LG Chem is leading the development of plant-based bio materials that decompose in soil within months. In addition to reducing carbon emissions as required in the global market, we are developing bio-based and biodegradable products that have versatile applications, such as plastic bags and disposable cups, in response to tougher regulations on disposable products and increasing demand for biodegradable materials.
PLA is produced from lactic acid, obtained by fermenting glucose extracted from corn starch or sugarcane. After converting lactic acid to lactide, its cyclic form, PLA is manufactured through a polymerization process. Depending on the mixture of raw materials and the polymerization process, PLA can be produced in various grades.
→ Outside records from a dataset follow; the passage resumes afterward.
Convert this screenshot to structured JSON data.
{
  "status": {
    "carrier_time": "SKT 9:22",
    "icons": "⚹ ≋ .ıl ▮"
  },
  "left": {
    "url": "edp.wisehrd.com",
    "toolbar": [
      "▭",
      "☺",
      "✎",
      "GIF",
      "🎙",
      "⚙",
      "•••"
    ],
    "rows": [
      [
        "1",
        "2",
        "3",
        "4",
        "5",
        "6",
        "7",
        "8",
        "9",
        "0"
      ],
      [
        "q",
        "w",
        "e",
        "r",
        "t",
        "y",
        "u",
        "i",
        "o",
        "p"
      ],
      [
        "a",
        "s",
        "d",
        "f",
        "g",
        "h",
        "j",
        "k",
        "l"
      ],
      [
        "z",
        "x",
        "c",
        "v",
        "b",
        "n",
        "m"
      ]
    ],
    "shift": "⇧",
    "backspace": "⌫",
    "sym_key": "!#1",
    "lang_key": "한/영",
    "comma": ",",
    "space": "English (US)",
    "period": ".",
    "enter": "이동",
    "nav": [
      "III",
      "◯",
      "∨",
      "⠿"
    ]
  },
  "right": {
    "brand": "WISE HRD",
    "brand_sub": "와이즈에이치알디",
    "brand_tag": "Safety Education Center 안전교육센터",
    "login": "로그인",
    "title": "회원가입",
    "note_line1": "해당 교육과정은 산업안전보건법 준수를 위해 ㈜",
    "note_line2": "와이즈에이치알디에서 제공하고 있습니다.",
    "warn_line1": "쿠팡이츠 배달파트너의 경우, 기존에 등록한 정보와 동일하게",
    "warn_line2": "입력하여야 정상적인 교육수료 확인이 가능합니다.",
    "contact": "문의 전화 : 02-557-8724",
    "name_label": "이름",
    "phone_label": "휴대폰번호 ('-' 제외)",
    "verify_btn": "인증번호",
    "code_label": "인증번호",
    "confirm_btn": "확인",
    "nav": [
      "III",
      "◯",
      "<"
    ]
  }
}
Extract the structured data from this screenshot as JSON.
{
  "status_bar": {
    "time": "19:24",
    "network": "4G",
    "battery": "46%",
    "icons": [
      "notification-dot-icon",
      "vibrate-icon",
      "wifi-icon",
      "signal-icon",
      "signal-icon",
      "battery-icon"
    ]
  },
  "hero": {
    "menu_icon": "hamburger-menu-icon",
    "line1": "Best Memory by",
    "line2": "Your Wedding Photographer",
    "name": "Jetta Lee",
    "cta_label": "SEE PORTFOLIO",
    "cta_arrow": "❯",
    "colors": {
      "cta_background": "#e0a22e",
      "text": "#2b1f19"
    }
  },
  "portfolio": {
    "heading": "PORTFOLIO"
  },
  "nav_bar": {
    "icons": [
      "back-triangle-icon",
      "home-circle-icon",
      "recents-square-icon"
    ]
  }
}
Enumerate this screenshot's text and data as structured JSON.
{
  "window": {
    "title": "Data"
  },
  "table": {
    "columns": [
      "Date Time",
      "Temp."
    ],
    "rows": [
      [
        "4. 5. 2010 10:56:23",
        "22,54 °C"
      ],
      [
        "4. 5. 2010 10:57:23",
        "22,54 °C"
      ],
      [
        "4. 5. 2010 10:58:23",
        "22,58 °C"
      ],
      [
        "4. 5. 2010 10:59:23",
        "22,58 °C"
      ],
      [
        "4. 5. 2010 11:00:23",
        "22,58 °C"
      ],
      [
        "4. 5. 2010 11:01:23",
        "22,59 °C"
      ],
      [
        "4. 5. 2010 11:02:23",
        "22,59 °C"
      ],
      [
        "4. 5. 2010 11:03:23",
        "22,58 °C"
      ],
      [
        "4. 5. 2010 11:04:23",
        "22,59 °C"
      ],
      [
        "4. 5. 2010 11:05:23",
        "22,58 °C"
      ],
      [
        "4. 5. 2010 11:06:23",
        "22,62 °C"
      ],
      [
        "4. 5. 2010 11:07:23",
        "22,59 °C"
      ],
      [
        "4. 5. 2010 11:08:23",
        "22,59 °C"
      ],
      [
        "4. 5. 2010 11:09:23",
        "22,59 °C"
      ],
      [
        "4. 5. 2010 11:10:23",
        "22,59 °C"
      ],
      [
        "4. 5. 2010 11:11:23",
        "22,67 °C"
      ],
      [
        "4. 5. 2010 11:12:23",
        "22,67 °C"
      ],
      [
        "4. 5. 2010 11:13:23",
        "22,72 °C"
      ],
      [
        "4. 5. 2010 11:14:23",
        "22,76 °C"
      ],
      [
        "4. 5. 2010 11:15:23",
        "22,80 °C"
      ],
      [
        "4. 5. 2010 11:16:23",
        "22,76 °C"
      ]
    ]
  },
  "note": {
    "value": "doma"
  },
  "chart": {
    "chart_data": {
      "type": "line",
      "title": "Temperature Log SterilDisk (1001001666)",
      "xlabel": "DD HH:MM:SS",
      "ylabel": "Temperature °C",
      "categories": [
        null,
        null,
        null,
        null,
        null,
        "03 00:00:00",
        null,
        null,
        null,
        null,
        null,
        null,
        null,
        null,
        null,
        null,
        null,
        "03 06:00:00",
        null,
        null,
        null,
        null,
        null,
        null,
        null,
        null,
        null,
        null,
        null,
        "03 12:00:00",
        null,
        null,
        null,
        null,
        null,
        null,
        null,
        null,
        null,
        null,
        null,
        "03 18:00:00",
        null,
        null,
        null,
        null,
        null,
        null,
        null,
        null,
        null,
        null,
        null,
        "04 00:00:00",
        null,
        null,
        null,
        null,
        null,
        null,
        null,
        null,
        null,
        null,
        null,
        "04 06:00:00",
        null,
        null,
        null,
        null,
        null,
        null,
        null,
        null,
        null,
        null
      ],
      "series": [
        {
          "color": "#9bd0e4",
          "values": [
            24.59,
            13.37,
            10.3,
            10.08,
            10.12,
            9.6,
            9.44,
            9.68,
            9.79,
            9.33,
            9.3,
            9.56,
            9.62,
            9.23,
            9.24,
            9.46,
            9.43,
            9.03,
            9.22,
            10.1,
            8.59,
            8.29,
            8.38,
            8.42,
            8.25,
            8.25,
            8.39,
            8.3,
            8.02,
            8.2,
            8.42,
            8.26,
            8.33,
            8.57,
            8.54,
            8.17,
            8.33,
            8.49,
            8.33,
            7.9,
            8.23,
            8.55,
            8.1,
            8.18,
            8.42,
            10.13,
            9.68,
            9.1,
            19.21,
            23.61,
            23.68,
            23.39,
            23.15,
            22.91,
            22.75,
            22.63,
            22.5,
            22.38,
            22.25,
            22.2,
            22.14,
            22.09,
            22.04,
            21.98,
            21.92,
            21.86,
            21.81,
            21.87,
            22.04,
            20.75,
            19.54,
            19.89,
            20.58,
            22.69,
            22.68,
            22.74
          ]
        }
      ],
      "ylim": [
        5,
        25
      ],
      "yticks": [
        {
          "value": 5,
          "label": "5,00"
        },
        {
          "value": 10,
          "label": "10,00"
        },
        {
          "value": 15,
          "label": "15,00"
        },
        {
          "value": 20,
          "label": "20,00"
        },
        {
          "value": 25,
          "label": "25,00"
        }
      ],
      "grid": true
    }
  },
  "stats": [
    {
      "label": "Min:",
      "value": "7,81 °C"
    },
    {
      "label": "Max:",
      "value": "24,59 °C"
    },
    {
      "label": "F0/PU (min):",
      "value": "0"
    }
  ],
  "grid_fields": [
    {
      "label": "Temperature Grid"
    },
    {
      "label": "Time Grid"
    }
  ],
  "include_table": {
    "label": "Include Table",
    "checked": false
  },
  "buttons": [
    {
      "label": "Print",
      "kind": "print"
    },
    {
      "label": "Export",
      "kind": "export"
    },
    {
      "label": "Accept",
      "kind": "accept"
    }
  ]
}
It can diverse applications through compounding with other materials that can compensate for its weaknesses in physical properties.
PLH is a biodegradable material independently developed by LG Chem, produced by 100% bio-based materials. 3-HP (3-Hydroxypropionic acid), one of the monomers used to polymerize PLH, is derived from microbial fermentation using biomass. Because it is difficult to achieve high-purity and high-yield production of 3-HP and it is extremely complex to refine, the material had not been previously mass-produced. But after long-term research, LG Chem successfully developed the production and refining technology for 3-HP. This enabled the development of new biodegradable material with improved flexibility that still maintains transparency.
PBAT is made from three organic compounds: BDO (butanediol), AdA (adipic acid), and TPA (terephthalic acid). To these, polylactic acid (PLA), which is a biodegradable plastic, starch, and/or cellulose are compounded to regulate their physical properties. In addition to the biodegradation effect, the carbon emissions produced in the product manufacturing process can be minimized by using bio-based materials in the raw material stage.
Packaging material, Film, 3D Printer
Disposable Plastic Bags, Disposable Gloves
Farming film, packaging materials